Robert was wandering the streets of Dunedin one evening, when he looked up from the Speight's brewery and saw 49 Brown sitting in its iconic place on the skyline. "That's gotta be the scarfies' house," he thought. It was dingy, and dark, and its hilltop view meant that the whole city could be captured in one shot.
Unfortunately, like most student flats, it was way too small to get a film crew inside. The party scenes, any of the scenes in the hallway, and a couple of the bedroom scenes were all shot in the actual house, but the kitchen, lounge and basement don't exist.
What they needed was a set that was even worse than the house, which was pretty shit. "I basically wanted to create an environment that an audience could smell and feel the cold of," Sarkies said.
There was an old abandoned building in Roslyn that was slated for demolition. It was covered in mould and hadn't seen a bar of soap in a decade. It was perfect. All the set dressing and texture was there already, which worked out because they couldn't afford it anyway.
The producers offered the contractors some money to halt the demolition and let them film there for a few weeks. They wouldn't allow that, but they did allow the crew to help take it apart. The crew took out entire rooms and replanted them in their makeshift studio - an abandoned car park building on Princes St. Their unconventional filming space meant the basement had to be built on the second story.
Creating a cultural icon
Of the 50 people who made up the cast and crew, only one member of the crew had ever had a role in a feature film before. It was a crew of first-timers, from the directors to the actors to the producer.

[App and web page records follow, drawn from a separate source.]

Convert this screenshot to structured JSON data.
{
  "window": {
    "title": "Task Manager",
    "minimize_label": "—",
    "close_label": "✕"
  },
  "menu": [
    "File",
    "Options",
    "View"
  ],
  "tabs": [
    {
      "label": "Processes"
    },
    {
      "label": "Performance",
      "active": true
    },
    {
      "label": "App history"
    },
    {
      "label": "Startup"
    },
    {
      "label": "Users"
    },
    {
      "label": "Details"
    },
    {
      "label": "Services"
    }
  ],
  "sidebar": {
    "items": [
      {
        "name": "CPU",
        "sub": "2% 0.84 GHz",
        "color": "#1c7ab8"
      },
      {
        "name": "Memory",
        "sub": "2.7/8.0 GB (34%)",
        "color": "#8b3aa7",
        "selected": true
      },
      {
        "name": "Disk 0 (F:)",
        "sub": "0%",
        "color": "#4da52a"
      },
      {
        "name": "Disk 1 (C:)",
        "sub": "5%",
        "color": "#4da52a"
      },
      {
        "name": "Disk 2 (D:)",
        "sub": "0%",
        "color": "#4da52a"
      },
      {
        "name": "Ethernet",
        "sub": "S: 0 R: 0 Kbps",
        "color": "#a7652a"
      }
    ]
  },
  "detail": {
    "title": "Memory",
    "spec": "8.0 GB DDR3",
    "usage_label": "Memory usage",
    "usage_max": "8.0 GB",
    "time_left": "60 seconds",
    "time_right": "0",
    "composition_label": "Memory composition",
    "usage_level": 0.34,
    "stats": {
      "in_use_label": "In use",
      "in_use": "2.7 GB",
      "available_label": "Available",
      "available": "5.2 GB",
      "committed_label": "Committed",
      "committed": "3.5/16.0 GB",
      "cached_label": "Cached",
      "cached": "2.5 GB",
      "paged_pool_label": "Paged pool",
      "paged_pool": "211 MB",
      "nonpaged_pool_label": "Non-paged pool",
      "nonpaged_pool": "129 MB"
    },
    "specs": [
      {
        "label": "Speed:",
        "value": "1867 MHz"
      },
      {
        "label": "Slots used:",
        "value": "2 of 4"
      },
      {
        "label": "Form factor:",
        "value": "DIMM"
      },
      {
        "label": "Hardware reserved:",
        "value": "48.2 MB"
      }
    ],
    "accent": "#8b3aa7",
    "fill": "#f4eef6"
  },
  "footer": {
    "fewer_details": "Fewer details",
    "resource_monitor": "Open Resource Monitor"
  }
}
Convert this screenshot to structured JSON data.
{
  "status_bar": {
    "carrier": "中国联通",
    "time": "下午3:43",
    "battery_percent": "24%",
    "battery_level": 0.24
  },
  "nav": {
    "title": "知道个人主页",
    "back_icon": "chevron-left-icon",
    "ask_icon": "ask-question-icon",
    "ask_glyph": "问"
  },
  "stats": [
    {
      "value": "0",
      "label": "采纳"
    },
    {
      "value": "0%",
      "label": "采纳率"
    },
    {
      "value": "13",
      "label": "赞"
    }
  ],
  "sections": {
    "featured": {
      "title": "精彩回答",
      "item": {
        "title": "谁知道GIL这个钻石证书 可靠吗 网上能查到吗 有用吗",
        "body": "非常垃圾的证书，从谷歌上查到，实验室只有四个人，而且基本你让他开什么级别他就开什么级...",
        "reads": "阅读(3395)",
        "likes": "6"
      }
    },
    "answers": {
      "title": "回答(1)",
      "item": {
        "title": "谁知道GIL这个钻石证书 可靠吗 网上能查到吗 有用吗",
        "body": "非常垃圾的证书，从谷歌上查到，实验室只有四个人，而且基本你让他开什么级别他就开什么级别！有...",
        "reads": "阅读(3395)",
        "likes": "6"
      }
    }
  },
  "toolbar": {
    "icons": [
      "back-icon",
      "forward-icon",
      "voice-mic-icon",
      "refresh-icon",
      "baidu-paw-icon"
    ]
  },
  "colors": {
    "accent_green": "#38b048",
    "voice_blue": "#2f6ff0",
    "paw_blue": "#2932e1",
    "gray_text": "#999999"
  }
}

For Sarkies, it was important that it wasn't a cynically made film; it was young people making a film about young people. This meant that the culture depicted had some truth to it, which is why it resonated.
"It reflected something of a spirit of a place, a time and an age, that I was able to do because I lived all that. I didn't lock anyone in a basement or contemplate murder or even smoke a lot of dope, but I'd been immersed in that world for years."
"Every time you put something out into the world, and it resonates with the culture, it becomes part of the culture," he said. "It was my dream that it would help give that culture, for a period, a specific identity, in the same way the capping shows of old and the Dunedin Sound did."
This piece was first published in Critic Te Arohi, the magazine of the Otago University Students' Association.